The West Coast has been experiencing one of the largest shipping cargo pileups the country has seen since 2015 due in large part to the Corona Virus pandemic that took the world by storm in 2020. Because of this unexpected volume of product, some of the busiest shipping ports in America, like Los Angeles and Long Beach, now have to navigate this congestion and prepare for the future.
In this article, we will be discussing what is causing this surprising pileup, how it compares to that of 2015’s similar cargo fleets, and how Los Angeles and Long Beach plan to take action.
What is Causing the California Shipping Cargo PileUp?
In 2020, the world was taken aback by the news of an infectious disease leading to a complete world-wide shut down. The Corona Virus affected the US healthcare, its economy, and, in a surprising turn, what people chose to spend their money on.
Leisure travel accounted for 80% of all U.S. domestic travel making up a total of 2.3 billion dollars spent in 2019. With the state-mandated lockdowns and quarantine in effect, travel no longer became an option leading to higher consumer spending on products such as furniture, cars, and everyday essentials.
2020 also saw the enactment of The CARES Act which gave $600 extra to people on unemployment as well as a $1200 stimulus check. Two other stimulus checks would follow, but this governmental aid, designed to kickstart the economy, meant people could purchase more products.
As more people spent more time in their homes, they spent more money on creating a comfortable space to be in. Because of this, an increase in Chinese-consumer goods were purchased which led to an overhaul in transportation shipping. San Pedro Bay became the location where an armada of around 30 cargo ships would remain anchored for the better part of early 2021.
Los Angeles and Long Beach Container Congestion
High inbound volumes, due to the increase in consumer spending, have created an unexpected delay in shipping, but the Los Angeles and Long Beach container congestion storm has been a product of other issues as well. Let’s take a look at a few other reasons why these two ports have been experiencing extreme delays.

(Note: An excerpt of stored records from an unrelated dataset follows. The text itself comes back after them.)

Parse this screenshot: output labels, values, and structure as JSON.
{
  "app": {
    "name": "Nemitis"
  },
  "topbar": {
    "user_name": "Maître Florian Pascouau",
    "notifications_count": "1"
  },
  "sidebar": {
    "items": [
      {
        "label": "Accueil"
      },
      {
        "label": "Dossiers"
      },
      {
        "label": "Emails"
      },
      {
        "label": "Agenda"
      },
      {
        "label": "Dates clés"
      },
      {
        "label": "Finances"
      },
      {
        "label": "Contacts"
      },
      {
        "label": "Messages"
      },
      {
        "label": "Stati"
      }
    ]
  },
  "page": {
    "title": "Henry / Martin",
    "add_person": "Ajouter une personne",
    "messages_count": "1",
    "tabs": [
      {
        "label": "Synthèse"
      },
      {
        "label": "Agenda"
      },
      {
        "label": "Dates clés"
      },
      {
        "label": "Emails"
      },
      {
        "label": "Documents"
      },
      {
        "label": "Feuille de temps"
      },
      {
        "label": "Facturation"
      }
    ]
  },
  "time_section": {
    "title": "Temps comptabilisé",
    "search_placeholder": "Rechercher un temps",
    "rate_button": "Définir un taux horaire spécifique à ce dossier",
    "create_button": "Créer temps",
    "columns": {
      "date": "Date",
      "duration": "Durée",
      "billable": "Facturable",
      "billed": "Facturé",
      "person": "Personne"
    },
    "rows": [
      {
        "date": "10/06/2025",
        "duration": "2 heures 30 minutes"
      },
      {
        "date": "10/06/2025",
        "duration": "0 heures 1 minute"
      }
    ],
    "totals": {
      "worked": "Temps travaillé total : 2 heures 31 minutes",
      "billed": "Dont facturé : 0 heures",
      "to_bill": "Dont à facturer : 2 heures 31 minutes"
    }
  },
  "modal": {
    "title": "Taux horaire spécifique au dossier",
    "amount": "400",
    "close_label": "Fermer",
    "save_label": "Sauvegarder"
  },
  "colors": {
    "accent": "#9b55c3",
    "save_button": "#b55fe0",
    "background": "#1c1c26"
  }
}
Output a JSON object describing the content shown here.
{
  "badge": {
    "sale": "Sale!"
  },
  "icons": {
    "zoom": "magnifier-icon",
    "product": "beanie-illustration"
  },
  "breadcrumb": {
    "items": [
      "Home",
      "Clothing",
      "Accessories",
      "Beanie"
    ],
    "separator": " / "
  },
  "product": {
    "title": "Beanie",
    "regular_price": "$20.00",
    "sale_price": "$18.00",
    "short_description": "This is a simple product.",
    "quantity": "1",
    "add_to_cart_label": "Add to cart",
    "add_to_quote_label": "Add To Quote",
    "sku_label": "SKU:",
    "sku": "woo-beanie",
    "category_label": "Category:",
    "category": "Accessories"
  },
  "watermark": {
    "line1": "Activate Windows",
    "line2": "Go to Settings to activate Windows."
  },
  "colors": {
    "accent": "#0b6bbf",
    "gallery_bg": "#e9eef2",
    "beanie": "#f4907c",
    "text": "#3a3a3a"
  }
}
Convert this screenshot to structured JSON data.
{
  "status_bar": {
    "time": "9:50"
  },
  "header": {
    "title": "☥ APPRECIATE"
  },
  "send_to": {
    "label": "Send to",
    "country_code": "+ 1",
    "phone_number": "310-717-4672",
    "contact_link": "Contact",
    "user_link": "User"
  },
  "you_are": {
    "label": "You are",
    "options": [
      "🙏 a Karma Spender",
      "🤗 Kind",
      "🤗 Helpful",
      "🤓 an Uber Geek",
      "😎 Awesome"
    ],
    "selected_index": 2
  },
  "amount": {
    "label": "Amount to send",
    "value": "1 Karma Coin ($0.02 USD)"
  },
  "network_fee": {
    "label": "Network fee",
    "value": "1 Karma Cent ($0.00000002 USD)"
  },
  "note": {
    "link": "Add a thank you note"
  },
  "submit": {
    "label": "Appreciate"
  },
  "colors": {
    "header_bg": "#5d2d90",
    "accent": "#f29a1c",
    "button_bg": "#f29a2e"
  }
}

Lack of Available Ships
Due to high import volumes, shipping ports like Los Angeles and Long Beach have found it difficult to keep up with the cargo demand leading to multiple sailing cancellations of ocean shipping containers.
This was done in an attempt to stabilize costs as many Asian factories were temporarily stopping production of goods due to pandemic lockdowns. A bottleneck was created as Asian countries began production again while the US was still in lockdown. The ratio of consumer goods to available ships was incredibly skewed due to the different timelines of multiple countries.
Logistical complications along with high inbound volumes are causing not only significant delays in goods transportation, but also causing shipping cargo pileups.
Covid Cases Among Dock Workers
The Covid-19 pandemic can be seen as the broad macroeconomic cause of the high inbound volumes creating the bottleneck in the West Coast, however the pandemic is also the reason for increased shipping delays regionally.
In January of 2021, The International Longshore and Warehouse Union saw an increase in Covid cases among dockworkers. On Jan. 17, 694 workers tested positive and by Jan. 25, the number had reached 803.
Port Shipping Containers: 2015 vs. 2021
2015 had a lasting impact on the world of shipping and importing with contract negotiations for dock workers creating massive congestion rates at ports. The first quarter of the year saw an average of 28 anchored ships–an extremely high rate at the time.
This congestion, however, seemed to only last around six weeks compared to the current port pileup.
2021 has changed history with the armada of ships that currently sit anchored at San Pedro Bay in California. This year, March has seen an average of 33 ships anchored with no clear end in sight.
Capacity of Shipping Containers: 2015 vs. 2021
Not only has the number of ships anchored and the duration increased in 2021, but the capacity of shipping containers has also seen a dramatic increase due to the pandemic. The high volume of import has meant that shipping containers have also needed to increase in order to accommodate the influx of goods.
The majority of anchored ships in 2015 had capacity of under 10,000 TEUs.
On Sunday, according to Marine Exchange of Southern California, there were 29 container ships at anchor. Eleven were over 10,000 TEUs. Five of the ships had a capacity of 14,000-15,000 TEU.
When Will The Port Congestion End?
In an attempt to get ahead of the congestion, ports have begun to chart the course in order to understand where they must go now that a new stimulus bill has been passed and rates have steadily increased.
While premium rates have decreased, Strategists believe that there might not be an end to this congestion until Summer. It will take months for China, Europe, and North America to become synced up again and until then, the focus will be handling the current congestion.
There have also been talks of a diversion course where the container ships stuck in San Pedro Bay will be transferred to East Coast ports like Savannah as they aren’t dealing with as much influx as California.
How Heavy Weight Transport Can Help
Port pileups affect us all, no matter where you are in the world and during this uncertain time, Heavy Weight Transport is here to help. We work to positively impact the global community by continually providing exceptional and ethical service in drayage, warehousing and brokerage to importers and exporters in the United States, with a focus on heavy cargo.
Because we work with ports on the East, South East, and Southern Coast, you can be assured that your goods are delivered safely and effectively. Contact us today and get started!